◆ **Task brief**: Your task is to find every line of the data that holds the string "Transaction" and copy it.

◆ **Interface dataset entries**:
----------

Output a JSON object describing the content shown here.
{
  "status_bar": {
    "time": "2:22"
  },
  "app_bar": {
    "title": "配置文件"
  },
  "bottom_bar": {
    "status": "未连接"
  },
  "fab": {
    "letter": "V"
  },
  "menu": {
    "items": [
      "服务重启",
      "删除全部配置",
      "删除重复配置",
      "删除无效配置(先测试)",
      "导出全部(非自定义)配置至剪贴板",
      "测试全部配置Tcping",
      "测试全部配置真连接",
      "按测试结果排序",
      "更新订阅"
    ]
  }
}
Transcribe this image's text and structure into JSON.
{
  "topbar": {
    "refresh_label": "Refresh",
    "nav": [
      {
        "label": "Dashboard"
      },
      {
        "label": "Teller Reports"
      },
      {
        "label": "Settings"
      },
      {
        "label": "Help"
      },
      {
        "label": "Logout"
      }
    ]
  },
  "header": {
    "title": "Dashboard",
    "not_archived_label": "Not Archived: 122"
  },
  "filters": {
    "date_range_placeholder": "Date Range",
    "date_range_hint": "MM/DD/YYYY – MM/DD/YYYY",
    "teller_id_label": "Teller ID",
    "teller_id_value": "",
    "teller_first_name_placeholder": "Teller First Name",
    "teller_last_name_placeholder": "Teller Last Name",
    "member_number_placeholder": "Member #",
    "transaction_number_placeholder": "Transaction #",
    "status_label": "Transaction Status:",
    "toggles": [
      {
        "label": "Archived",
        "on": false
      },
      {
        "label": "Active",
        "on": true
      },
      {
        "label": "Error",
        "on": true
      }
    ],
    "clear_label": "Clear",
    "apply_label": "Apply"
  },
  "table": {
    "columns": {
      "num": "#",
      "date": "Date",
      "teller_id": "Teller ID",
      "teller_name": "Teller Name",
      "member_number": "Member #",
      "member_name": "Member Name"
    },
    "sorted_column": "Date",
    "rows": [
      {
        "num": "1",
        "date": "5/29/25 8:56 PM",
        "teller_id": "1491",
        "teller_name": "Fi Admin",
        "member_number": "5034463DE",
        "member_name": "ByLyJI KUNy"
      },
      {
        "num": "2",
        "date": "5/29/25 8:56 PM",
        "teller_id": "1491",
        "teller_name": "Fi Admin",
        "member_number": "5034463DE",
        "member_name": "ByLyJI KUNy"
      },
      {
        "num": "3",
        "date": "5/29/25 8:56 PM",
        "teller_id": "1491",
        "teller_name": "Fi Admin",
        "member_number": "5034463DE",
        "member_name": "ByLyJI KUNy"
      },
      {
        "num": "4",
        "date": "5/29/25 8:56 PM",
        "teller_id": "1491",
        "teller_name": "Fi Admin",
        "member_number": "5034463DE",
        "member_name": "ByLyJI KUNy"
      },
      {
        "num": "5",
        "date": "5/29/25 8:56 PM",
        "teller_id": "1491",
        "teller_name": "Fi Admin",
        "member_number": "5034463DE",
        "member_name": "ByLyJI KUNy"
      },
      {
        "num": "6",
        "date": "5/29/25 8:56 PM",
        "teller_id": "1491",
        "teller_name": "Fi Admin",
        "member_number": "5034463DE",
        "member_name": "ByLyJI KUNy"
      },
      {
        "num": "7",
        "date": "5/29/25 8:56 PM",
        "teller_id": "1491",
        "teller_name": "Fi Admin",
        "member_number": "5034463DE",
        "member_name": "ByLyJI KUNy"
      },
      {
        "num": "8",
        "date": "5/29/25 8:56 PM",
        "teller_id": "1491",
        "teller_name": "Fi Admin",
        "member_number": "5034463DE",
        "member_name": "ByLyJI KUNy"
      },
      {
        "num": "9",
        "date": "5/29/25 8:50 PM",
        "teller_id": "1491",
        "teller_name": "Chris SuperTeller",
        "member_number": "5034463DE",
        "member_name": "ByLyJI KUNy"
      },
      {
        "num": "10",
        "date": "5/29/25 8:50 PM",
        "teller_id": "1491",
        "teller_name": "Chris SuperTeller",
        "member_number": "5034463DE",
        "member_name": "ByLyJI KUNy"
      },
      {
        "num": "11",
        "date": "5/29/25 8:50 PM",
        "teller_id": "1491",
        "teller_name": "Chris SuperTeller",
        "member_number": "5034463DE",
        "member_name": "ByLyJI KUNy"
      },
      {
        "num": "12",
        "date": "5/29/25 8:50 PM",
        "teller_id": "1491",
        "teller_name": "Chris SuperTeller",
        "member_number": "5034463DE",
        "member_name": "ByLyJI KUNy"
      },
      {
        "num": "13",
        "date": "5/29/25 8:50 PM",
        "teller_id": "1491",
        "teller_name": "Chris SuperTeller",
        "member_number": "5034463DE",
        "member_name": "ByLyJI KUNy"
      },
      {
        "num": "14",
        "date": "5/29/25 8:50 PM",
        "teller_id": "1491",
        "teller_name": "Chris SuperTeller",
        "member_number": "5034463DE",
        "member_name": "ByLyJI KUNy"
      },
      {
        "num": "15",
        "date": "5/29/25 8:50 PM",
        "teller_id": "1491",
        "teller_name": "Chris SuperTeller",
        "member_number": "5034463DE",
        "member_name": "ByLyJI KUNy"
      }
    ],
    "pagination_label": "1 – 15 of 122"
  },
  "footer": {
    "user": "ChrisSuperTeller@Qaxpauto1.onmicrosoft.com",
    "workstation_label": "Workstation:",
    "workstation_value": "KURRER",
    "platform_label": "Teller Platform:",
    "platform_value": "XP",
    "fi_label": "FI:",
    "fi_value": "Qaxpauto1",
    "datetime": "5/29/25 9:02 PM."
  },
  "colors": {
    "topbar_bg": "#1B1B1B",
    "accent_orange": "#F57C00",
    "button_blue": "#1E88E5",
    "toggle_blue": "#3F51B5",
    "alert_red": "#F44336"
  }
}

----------

◆ **Your solution**:
    "transaction_number_placeholder": "Transaction #",
    "status_label": "Transaction Status:",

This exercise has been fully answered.